(Element data from apps and pages)

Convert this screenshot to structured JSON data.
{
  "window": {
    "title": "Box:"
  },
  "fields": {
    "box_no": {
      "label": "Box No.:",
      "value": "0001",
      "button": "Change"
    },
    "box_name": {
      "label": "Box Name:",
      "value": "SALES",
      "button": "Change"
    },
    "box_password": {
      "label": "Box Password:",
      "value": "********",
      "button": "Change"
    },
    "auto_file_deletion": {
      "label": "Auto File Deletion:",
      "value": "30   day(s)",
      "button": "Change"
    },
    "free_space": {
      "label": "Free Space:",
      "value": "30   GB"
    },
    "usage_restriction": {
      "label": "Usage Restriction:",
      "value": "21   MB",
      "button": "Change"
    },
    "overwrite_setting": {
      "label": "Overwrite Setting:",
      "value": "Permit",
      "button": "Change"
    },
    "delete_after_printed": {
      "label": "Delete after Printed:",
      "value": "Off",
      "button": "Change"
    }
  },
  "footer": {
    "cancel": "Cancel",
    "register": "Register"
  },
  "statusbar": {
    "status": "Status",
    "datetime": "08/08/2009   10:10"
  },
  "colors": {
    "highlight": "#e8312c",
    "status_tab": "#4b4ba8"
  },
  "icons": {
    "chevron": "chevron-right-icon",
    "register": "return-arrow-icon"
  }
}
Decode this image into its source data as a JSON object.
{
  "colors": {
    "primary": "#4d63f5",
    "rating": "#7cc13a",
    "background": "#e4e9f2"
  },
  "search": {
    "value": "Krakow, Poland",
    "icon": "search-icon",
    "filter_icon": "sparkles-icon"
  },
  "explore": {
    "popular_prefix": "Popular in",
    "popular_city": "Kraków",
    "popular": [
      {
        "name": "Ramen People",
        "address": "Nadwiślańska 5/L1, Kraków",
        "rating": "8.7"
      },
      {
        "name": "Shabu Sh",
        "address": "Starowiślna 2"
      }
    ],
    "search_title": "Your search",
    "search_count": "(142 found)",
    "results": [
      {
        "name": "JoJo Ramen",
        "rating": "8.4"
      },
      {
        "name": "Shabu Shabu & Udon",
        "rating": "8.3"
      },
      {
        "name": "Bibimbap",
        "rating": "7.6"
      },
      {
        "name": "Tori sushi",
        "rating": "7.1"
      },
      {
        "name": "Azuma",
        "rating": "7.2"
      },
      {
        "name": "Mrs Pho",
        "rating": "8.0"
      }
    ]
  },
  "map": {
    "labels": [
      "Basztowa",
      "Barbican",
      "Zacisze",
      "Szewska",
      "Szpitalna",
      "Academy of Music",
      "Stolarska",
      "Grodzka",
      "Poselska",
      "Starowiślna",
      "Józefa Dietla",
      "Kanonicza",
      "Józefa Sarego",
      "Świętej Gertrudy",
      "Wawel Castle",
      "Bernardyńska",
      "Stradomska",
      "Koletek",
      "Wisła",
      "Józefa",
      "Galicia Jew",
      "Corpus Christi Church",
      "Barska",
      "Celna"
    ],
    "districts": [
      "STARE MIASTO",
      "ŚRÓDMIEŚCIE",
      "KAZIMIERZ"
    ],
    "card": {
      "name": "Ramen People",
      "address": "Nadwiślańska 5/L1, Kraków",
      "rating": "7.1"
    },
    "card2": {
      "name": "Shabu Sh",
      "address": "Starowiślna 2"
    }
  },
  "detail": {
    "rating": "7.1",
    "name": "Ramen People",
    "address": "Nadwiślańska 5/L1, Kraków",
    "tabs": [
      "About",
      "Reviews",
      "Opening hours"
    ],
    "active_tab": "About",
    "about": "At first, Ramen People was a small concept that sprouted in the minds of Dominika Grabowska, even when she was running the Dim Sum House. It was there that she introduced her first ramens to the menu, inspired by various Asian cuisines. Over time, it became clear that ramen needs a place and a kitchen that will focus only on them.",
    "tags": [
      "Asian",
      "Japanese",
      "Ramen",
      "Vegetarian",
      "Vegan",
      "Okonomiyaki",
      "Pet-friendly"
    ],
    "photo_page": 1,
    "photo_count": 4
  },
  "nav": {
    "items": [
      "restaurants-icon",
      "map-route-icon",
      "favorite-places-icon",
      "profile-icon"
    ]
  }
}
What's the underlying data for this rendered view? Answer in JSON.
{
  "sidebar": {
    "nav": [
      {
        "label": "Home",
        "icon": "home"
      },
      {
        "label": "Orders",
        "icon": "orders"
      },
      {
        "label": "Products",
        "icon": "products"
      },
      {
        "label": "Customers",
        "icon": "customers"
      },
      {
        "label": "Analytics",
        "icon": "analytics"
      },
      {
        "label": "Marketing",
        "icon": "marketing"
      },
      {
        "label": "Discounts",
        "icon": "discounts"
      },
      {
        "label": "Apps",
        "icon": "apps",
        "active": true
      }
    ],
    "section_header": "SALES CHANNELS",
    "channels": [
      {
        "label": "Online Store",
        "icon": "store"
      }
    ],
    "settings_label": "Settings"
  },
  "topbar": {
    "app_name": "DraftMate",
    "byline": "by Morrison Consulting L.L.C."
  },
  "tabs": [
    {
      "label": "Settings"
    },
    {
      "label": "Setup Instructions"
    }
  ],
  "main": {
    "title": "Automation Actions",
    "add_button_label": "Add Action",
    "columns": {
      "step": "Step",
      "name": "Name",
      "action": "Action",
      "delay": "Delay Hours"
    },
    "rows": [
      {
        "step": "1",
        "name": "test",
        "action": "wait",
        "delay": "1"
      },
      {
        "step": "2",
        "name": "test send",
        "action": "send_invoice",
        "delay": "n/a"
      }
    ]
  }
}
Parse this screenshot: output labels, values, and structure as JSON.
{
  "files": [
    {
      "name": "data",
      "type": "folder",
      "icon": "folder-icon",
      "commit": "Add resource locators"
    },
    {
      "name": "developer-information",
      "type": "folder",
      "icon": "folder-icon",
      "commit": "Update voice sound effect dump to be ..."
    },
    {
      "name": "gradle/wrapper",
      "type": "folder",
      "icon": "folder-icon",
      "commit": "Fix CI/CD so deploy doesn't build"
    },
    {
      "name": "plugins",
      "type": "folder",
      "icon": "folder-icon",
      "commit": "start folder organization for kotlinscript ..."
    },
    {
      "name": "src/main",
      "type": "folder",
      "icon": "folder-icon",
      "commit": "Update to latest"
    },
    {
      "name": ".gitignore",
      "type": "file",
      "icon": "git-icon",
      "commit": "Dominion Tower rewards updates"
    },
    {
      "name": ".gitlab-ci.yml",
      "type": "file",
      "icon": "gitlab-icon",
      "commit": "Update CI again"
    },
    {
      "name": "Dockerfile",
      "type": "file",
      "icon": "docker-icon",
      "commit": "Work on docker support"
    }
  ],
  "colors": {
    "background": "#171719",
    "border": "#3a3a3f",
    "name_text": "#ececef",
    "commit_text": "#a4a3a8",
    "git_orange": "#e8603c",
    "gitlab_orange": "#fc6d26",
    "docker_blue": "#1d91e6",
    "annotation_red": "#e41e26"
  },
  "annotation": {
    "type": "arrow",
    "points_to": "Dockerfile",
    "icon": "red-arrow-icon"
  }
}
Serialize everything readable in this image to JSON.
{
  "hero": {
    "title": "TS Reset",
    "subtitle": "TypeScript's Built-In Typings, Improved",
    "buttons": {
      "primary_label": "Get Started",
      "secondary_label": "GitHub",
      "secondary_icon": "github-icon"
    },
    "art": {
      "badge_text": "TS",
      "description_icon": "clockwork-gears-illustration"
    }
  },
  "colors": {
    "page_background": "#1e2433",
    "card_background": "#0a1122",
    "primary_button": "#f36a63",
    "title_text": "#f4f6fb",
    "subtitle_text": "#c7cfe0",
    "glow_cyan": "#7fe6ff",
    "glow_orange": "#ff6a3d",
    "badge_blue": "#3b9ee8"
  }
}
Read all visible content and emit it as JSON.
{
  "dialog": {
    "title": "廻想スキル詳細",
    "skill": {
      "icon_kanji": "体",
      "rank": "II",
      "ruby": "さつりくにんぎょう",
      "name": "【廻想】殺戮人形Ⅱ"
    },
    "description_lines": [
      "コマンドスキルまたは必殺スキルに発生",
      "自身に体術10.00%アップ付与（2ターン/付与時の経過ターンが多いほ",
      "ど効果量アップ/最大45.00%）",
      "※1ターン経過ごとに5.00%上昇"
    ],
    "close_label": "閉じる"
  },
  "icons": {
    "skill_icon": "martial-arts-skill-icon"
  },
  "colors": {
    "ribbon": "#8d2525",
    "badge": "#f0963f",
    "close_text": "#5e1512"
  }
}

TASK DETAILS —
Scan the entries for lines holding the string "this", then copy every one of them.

TASK RESULT —
Convert this screenshot to structured JSON data.
Decode this image into its source data as a JSON object.
What's the underlying data for this rendered view? Answer in JSON.
Parse this screenshot: output labels, values, and structure as JSON.
Serialize everything readable in this image to JSON.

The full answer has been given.